Throughout his 17 years as Prime Minister, Nehru devoted himself to embedding democracy into India’s consciousness.  He exhorted parliamentarians to live up to their responsibilities, tirelessly educated the masses to value their franchise and to use their judgement before voting.  He insisted on fair play in the electoral process.  The flavour of the man and his thinking were vividly expressed in his address to the people on the eve of our  first general election in 1951.  He said,  “… in a democracy, we have to know how to win and how to lose with grace.  Those who win should not allow this to go to their heads; those who lose should not feel dejected.  The manner of winning or losing is even more important than the result.  It is better to lose in the right way than to win in the wrong way”.

India’s democracy has evolved over the last 50 years, sometimes in ways that would have surprised Nehru. Nevertheless, in a multiethnic, multi-religious, multi-linguistic, multiregional society, Nehru’s belief that only parliamentary democracy and a secular state could hold the country together,  has been proved right. Nehru was prescient about the consequences of allowing religion into politics.  The truth of his conviction can be seen in the conflicts raging in various parts of the world in the name of religion.

Secularism – a state neutral in matters of religion, respecting all faiths equally – was an article of faith with Nehru.  He once warned, I quote “ If any person raises his hand to strike down another on the ground of religion, I shall fight him to the last breath of my life as head of the government and from outside” unquote. There could be no Indianness, no India, without secularism. Secularism was, and remains,  more than an ideal, it is a compelling necessity for a country as diverse as India.

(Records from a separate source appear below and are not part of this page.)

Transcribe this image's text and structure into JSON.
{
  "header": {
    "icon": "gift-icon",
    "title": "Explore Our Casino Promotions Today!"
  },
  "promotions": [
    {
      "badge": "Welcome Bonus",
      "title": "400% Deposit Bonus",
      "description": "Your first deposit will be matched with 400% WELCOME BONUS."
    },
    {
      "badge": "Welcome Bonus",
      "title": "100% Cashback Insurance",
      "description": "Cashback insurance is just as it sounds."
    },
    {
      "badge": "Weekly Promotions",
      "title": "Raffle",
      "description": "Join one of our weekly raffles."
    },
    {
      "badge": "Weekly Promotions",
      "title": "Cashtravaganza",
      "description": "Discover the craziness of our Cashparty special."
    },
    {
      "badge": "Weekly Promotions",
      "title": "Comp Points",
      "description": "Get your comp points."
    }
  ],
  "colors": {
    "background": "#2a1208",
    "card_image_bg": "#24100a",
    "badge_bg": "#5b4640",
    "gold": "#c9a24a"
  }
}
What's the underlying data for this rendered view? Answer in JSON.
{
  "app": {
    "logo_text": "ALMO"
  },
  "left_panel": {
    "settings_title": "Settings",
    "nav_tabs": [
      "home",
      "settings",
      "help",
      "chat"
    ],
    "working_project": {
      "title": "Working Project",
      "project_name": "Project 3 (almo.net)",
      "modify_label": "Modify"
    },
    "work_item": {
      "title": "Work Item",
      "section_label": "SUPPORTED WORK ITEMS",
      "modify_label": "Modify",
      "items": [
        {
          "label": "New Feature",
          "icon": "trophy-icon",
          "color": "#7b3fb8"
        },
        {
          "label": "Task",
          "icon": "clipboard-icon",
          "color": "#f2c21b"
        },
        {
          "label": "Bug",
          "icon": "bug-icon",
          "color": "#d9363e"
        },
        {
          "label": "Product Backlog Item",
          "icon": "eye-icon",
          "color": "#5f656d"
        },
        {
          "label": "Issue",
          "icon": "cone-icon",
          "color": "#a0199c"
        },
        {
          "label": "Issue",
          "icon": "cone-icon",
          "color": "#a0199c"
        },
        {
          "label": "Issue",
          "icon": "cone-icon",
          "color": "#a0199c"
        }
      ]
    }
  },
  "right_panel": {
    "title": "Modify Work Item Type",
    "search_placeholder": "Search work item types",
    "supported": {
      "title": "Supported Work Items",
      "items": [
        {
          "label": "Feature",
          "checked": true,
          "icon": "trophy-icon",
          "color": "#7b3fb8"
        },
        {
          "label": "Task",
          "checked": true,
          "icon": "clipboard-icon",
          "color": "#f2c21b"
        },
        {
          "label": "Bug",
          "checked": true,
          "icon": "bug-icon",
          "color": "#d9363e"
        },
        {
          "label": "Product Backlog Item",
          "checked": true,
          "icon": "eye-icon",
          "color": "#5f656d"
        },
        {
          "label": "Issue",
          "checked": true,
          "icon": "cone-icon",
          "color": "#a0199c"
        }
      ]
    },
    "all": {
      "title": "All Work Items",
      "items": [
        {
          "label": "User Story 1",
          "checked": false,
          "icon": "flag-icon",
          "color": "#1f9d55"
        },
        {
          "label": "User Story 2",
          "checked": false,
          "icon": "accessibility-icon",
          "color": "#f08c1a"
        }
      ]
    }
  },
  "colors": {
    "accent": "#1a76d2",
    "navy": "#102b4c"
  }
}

Recognising that Independent India needed the rapid creation of infrastructure and industry, he built a strong public sector to lead the country’s economic emergence. The major projects launched in the 1950s were the center-piece of his thinking.  He saw them as potent symbols of change and modernisation.  While inaugurating India's largest hydel project, he said: I quote “For me, the temples, the gurdwaras, the churches, the mosques of today are these places where human beings labour for the benefit of other human beings, of humanity as a whole.” Unquote.

Nehru’s achievements are not all in the past. They continue to bear fruit. He moulded a new intellectual outlook, a new social sensibility, a new sense of Indianness, a new belief in India’s possibilities.  He put the country on the path of modernisation, industrialisation, social reform, and planned economic development with a strong emphasis on science and technology.

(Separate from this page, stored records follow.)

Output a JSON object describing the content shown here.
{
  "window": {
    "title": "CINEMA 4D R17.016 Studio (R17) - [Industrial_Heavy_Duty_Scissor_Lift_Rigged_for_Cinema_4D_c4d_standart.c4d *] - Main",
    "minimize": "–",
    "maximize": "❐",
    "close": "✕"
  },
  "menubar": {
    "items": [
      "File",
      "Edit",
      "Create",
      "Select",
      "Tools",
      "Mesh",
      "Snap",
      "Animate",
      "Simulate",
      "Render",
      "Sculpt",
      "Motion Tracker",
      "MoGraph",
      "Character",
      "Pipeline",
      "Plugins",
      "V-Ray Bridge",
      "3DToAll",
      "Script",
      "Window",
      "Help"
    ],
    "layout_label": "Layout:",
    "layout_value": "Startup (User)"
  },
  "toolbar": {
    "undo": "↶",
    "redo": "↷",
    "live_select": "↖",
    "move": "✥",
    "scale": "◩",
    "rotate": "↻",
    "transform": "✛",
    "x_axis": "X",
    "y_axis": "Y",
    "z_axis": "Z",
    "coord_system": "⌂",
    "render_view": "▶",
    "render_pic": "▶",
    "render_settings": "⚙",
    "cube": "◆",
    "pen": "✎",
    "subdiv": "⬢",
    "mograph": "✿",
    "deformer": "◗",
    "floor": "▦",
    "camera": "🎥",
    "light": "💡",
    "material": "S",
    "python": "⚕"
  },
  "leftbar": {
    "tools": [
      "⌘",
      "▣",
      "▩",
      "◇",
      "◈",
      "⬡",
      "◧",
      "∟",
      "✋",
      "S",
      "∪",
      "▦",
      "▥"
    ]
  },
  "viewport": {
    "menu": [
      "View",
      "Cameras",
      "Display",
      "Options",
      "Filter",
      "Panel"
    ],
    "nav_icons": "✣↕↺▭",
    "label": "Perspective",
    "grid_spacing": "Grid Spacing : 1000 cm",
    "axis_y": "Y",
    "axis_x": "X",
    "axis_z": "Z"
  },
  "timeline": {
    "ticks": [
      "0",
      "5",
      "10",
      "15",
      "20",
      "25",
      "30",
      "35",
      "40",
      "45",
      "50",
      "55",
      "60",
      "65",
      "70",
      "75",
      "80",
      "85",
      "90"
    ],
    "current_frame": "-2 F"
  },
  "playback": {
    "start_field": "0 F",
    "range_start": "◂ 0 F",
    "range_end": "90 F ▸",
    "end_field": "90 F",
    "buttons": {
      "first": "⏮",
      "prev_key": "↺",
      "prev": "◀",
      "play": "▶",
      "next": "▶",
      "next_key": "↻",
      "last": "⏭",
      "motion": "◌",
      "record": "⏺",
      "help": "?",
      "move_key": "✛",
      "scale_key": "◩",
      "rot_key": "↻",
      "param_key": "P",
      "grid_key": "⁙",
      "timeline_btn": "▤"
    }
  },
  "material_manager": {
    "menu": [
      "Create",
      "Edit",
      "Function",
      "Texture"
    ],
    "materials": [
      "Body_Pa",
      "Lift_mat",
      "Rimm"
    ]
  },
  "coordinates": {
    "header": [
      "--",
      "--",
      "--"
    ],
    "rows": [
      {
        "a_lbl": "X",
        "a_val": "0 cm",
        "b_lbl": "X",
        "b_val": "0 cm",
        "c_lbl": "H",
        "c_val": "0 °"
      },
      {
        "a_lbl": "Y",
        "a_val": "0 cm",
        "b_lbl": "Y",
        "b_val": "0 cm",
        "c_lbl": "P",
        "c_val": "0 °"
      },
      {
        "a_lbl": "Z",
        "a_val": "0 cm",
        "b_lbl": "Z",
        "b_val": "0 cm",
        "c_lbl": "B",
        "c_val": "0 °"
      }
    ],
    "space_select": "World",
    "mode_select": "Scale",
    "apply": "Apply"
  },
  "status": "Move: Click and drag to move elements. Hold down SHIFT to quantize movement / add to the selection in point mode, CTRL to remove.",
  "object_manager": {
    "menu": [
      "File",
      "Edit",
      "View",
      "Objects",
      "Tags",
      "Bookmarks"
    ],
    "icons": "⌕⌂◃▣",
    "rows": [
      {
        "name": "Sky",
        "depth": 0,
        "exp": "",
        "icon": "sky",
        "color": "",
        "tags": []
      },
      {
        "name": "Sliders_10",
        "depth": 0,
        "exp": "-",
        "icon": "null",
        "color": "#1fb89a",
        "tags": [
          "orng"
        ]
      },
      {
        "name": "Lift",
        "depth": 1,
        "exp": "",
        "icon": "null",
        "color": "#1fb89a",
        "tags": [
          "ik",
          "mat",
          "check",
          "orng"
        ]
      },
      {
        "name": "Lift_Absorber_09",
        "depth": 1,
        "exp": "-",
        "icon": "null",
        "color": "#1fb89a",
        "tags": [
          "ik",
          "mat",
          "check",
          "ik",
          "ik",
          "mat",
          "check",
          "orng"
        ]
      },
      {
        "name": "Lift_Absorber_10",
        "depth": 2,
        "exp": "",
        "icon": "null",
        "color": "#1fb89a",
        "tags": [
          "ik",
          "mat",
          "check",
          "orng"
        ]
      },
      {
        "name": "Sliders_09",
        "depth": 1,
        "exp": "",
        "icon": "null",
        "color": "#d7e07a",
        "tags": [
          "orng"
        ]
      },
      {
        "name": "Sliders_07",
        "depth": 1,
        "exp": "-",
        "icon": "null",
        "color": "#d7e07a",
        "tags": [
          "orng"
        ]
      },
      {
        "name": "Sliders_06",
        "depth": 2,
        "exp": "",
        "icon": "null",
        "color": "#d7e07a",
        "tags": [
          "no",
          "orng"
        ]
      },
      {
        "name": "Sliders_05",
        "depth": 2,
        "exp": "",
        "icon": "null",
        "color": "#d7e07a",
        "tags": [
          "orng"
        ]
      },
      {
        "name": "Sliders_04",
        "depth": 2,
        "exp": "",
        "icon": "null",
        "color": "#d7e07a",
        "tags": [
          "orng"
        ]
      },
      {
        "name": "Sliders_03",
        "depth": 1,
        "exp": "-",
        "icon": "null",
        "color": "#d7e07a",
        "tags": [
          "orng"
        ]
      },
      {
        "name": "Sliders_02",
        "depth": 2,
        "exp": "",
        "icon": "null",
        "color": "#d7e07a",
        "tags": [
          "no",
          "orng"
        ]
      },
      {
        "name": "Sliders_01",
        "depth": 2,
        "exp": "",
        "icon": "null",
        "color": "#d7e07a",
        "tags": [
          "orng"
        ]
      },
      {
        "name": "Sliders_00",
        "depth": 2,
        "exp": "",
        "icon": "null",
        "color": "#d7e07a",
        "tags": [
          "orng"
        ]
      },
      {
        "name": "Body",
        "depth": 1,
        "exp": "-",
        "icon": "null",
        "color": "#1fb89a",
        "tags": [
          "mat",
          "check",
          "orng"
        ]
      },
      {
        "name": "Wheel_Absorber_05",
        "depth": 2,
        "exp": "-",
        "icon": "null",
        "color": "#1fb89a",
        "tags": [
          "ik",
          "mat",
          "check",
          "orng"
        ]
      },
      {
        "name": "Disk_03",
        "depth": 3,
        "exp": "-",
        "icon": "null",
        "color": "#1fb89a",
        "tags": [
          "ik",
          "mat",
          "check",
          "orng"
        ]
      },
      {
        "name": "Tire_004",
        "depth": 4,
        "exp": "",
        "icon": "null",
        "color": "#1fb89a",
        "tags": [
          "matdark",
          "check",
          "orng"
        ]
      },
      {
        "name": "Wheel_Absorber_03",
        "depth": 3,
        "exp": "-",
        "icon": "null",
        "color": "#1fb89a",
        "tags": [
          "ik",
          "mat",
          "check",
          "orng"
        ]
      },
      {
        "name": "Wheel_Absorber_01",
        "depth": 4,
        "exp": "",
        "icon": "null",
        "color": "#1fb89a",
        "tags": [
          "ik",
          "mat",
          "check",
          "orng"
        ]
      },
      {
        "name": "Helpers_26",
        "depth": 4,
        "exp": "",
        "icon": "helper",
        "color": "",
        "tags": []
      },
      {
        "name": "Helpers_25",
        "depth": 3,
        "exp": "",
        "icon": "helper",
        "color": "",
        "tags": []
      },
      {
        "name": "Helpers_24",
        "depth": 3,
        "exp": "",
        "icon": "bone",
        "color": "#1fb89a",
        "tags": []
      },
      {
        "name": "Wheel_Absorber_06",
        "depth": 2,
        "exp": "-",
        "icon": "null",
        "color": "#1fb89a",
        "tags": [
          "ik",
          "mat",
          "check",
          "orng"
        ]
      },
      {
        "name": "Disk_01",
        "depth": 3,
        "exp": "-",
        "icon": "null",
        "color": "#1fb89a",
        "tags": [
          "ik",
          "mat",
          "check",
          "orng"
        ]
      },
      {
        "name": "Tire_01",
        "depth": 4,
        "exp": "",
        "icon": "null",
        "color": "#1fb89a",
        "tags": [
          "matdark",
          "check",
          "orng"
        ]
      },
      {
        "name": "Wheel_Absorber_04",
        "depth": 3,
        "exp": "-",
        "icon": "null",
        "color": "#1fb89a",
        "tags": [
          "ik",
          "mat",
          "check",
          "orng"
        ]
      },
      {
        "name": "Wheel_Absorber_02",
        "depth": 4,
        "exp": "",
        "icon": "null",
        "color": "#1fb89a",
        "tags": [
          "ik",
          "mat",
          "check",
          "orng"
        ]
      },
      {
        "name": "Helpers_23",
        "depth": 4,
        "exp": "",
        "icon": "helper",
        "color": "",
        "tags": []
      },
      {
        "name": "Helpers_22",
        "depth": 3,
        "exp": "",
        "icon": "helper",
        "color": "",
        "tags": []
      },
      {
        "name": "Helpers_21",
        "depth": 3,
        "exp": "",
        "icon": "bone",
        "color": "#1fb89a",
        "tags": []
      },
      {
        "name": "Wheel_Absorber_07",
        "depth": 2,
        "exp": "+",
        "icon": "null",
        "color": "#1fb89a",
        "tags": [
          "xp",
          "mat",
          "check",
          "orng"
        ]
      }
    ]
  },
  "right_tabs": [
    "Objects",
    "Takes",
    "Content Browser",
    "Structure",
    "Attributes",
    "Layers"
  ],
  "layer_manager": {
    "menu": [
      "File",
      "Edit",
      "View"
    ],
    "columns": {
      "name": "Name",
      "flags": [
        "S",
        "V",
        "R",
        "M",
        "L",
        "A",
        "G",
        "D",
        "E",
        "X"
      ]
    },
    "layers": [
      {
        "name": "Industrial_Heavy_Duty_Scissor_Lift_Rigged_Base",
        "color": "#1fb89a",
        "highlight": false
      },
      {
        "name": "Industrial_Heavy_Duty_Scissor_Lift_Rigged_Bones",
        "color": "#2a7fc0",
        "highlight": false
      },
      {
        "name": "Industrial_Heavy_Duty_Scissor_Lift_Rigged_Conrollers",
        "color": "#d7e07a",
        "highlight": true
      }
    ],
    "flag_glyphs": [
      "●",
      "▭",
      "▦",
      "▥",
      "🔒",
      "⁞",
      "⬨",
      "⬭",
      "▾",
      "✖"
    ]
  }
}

Distinguished guests,

This is, then, an appropriate moment in time to revisit the life, thought and contribution of one of the greatest Indians that has ever lived. Not only is it a commemoration of his 125th Birth anniversary, it is an opportunity to reassert the relevance, durability and indispensability of his legacy. In a country more diverse, more complex, more heterogeneous than any other on earth, Nehru was a great unifying force in the critical years after independence.   It is upto our generation to ensure that the solid national foundations he helped build are strengthened. I hope that this Conference will contribute significantly to that objective.

I look forward to your deliberations.

Thank you,